Mostly though she was tripping on how many jellyfish she saw in the water around the boat. At one point she counted eight. I’ve also noticed a few this year from deck level, which is odd. I don’t remember ever seeing jellyfish on the Maine coast before. It seems like everything is changing and we live on a whole new planet now, doesn’t it?
How do you get kids interested in going sailing with you? Here’s Cheap Trick No. 1: let them watch TV on your iPad for a bit while they’re hanging out onboard
She woke me up promptly at 6 the next morning and asked if I could put another blanket over her. Very thoughtful that. Then, right after she inhaled a bagel, a nectarine, and some Cheerios, she had me haul her up the mast again so she could check on the jellyfish.
Afterwards we went ashore and poked around a bit, and… found a whole lot of stranded jellies on the beach!
Lucy is always very curious about animals. First she grabbed a small bit of shell and poked a jelly with that, but somehow her finger got stung anyway, though she never actually touched the jelly with it. So she tried with something longer, a stick, and that worked better. We wondered if the stranded jellies were dead, or whether they were alive and just waiting for the tide to come back in. It says something about what simple life-forms they are that you can’t even tell the difference.

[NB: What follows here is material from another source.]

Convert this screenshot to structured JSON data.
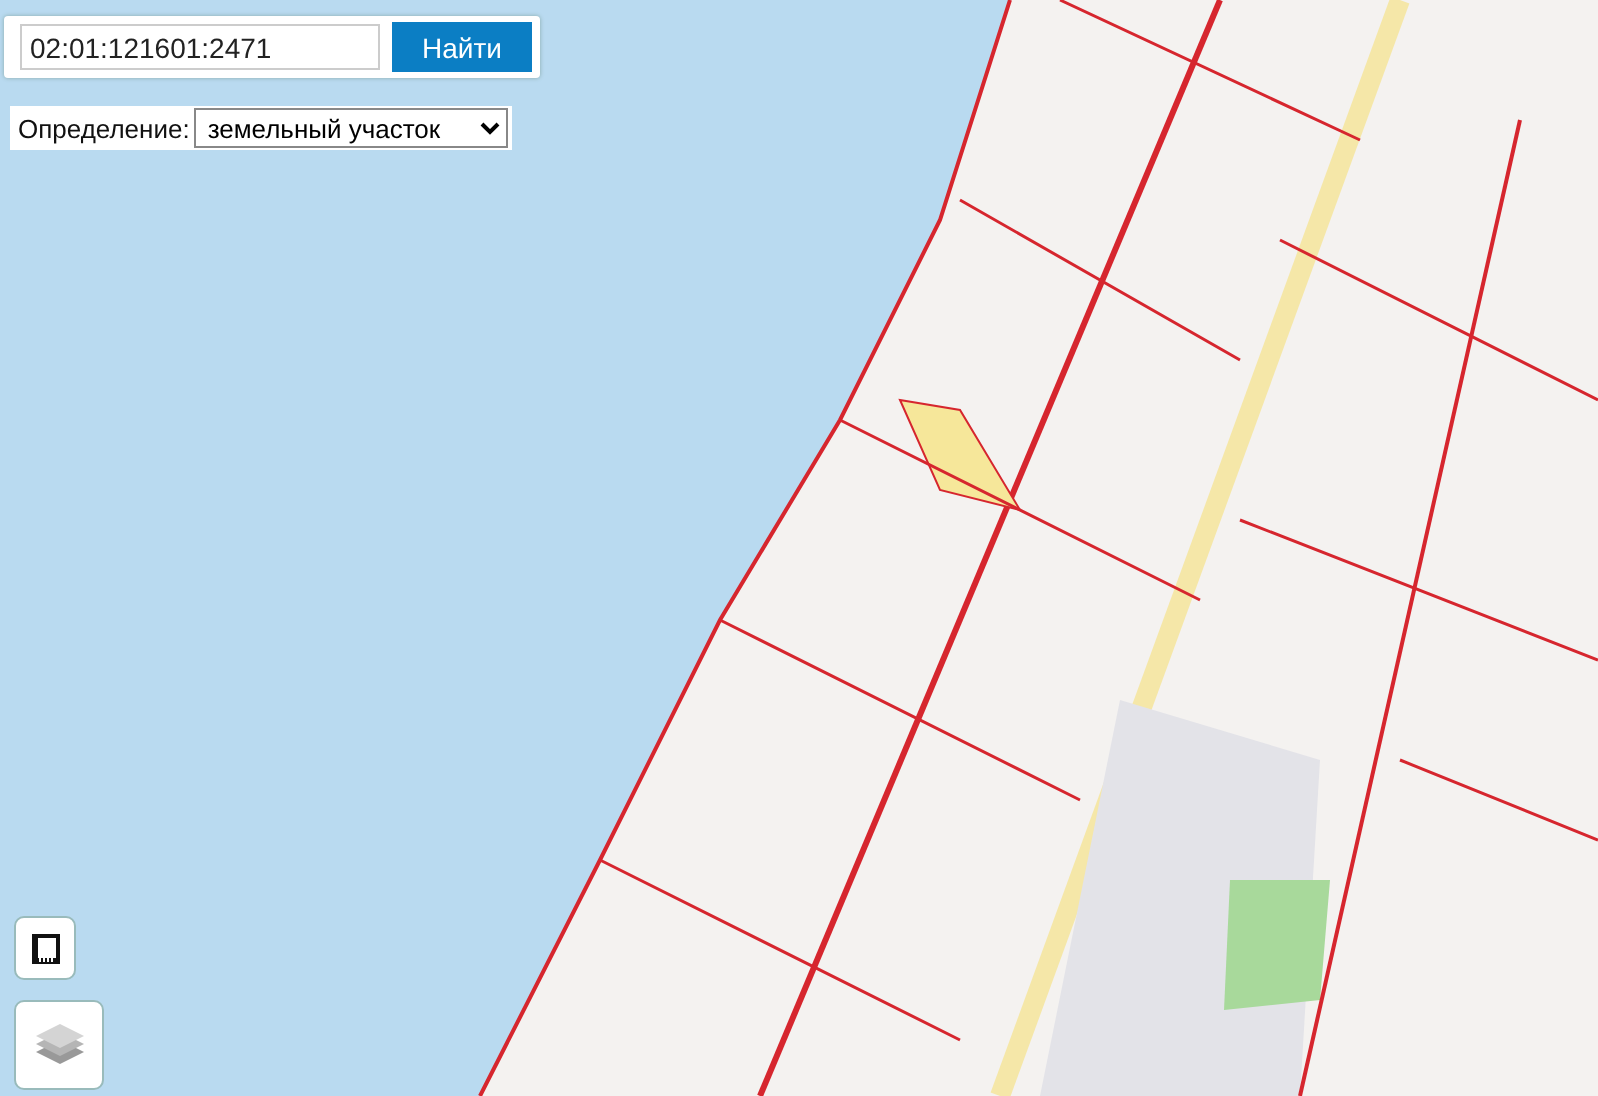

When we came back aboard our shoes were kind of mucky, so we had to leave them in the cockpit to dry. We had very light wind sailing back to Portland, and Lucy spent a fair amount of time lounging in the mainsail. Sometimes she wore her life-jacket on deck when I told her to, but not this particular time.
I’m planning on getting a new mainsail soon, and this is one question I ask myself: should I have the foot made with a shelf in it and bend it on to the boom the way it is now? Or should it be loose-footed? Really the only argument in favor of the shelf is that Lucy loves lying in the sail.
Also, when we got to Portland she asked to be hauled up the mast again, but I refused. So she used the mast-steps and went up on her own.
It probably was a good thing her mom wasn’t around.
PS: WaveTrain has a new look! Hence the delay in publishing this article and the reduced postage lately. Let me know when you find stuff that doesn’t work.